anything else, done


any harm.

But the king,

grabbing them by the horns,

killed them with a knife.

Then the devas, the Fathers,

Indra, and rakkhasas

cried out,

“An injustice!”

when the knife fell on the cows.

Three were the diseases before then:

desire, hunger, & aging.

But from violence against cattle

came ninety-eight.

This injustice of violence

has come down as ancient.

The innocent are killed;

the sacrificers fall away

from the Dhamma.

This tradition—ancient, vile—

is criticized by the observant.

Where people see such a thing,

they criticize the sacrificer.

With the Dhamma perishing in this way,

merchants are split          from workers,

noble warriors are split     far apart,

the wife despises the husband.

Noble warriors, kinsman of Brahmā,

and any others protected by clan,

repudiating the doctrine of their birth, fall

under sensuality’s


When this was said, those brahmans of great means said to the Blessed One: “Magnificent, Master Gotama! Magnificent! Just as if he were to place upright what was overturned, to reveal what was hidden, to show the way to one who was lost, or to carry a lamp into the dark so that those with eyes could see forms, in the same way has Master Gotama—through many lines of reasoning—made the Dhamma clear. We go to Master Gotama for refuge, to the Dhamma, & to the Saṅgha of monks. May Master Gotama remember us as lay followers who have gone for refuge from this day forward, for life.”

vv. 284–315


1. According to SnA, “Brahmā treasure” refers to such mind states as the development of goodwill. See Sn 1:8, note 1.

2. “Protecting their principles, protected by law”: two possible meanings of dhamma-rakkhitā. SnA explains this term with reference to the Dhamma passage, “The Dhamma protects those who live by the Dhamma.” (Thag 4:10)

3. I.e., in choosing their wives. See AN 5:191.

4. Three types of sacrifice defined by details in the equipment used.
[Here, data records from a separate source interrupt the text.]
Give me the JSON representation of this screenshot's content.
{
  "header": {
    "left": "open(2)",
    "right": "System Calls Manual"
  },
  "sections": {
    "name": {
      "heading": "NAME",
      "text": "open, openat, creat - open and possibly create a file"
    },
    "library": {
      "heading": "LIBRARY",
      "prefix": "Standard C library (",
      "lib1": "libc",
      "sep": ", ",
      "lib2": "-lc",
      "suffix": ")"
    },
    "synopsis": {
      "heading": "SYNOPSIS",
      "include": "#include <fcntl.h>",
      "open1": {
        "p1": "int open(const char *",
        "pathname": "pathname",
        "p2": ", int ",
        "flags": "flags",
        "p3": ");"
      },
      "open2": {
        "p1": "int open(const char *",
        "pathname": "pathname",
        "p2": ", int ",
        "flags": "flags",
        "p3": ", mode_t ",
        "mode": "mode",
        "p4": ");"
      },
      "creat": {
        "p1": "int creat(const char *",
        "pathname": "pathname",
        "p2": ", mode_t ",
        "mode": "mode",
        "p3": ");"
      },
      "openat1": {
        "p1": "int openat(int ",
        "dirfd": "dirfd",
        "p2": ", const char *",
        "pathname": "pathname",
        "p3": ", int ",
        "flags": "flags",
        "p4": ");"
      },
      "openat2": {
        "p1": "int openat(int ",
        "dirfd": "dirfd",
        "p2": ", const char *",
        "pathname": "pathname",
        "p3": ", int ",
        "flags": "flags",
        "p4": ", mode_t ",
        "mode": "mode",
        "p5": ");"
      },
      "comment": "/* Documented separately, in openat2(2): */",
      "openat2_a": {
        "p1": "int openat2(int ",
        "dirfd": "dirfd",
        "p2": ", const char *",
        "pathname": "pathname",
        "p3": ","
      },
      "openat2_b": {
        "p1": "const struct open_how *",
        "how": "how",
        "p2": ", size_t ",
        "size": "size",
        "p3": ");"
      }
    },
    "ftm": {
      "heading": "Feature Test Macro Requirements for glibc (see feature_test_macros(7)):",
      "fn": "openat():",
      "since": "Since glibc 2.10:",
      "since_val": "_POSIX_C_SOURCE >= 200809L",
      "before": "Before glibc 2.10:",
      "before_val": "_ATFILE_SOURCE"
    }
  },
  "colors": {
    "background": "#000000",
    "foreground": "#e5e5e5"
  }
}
5. Reading sabbaso with the Thai edition. The other editions read bhāgaso, “laid out.”

See also: MN 60; MN 93; SN 3:9; AN 5:191